February 4, 2008 8:05:26 AM PST
The U.S. Postal Service and its counterparts in other countries are tapping technology to cut costs, and expand into electronic services.More and more of their customers are e-mailing rather than sending letters, paying bills on the internet, and transferring pictures and videos online.

In the United States, first-class mail volume has dropped seven percent since 2001. That is an average of 1.3 billion fewer letters, postcards and bills each year. A 15 percent boost in bulk advertising and other discounted mailings has so far offset only some of the loss in revenue.

Some efforts by the USPS have been successful. It offers ordering stamps and packing supplies online, plus provides delivery confirmation electronically without mailing back a receipt.

The Postal Service also helps retailers like L.L. Bean Inc. generate preprinted labels to include with shipments for merchandise returns. Merchants, including eBay Inc. auction participants, also can create shipping labels and buy postage online.

Some USPS efforts have not met success. It had to cancel some programs started in 1999 and 2000, including its own electronic bill payment service. Most tend to use their bank websites or company websites to do that directly.

In France, La Poste prins e-mails that customers send in and delivers them to physical mailboxes with registered notes and time stamps.

Also in Europe, Italy's Poste Italiane will archive loan documents for banks so that a party can retrieve the original document with an electronic postmark as proof of its authenticity.

In North Africa, Tunisia's postal service offers a pre-charged payment service for paying utility bills and buying things online.

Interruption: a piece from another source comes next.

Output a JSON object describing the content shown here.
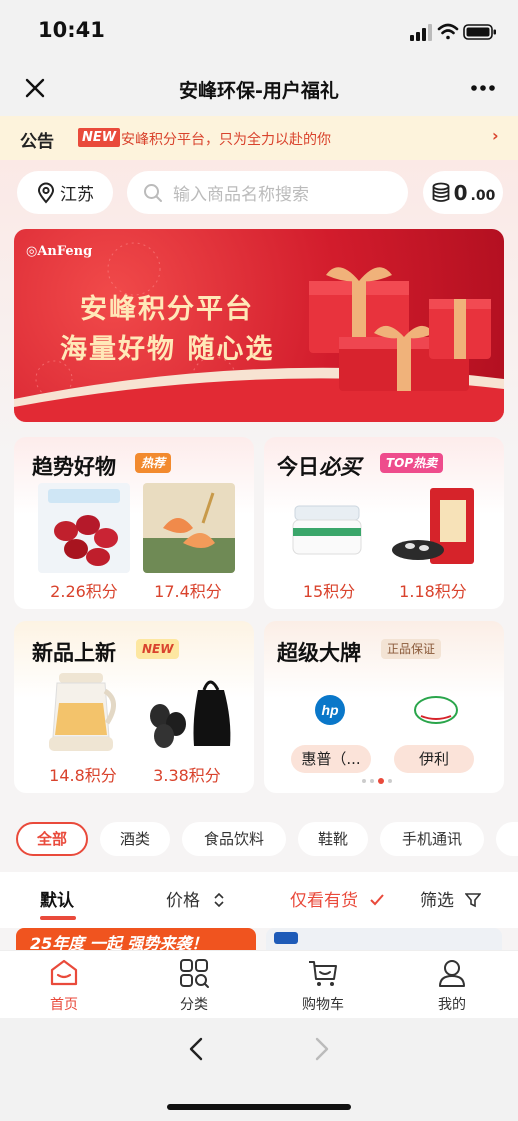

How long will it take for the current version of the U.S. Postal Service to go the way of the pony express?

"There will be a day of reckoning, but I don't know how far down the road that is," said Tony Conway, a former USPS executive who now heads the Alliance of Nonprofit Mailers." First-class mail continues to decline. I don't see anything that suggests that trend will reverse itself." (Copyright 2008 by The Associated Press. All Rights Reserved.)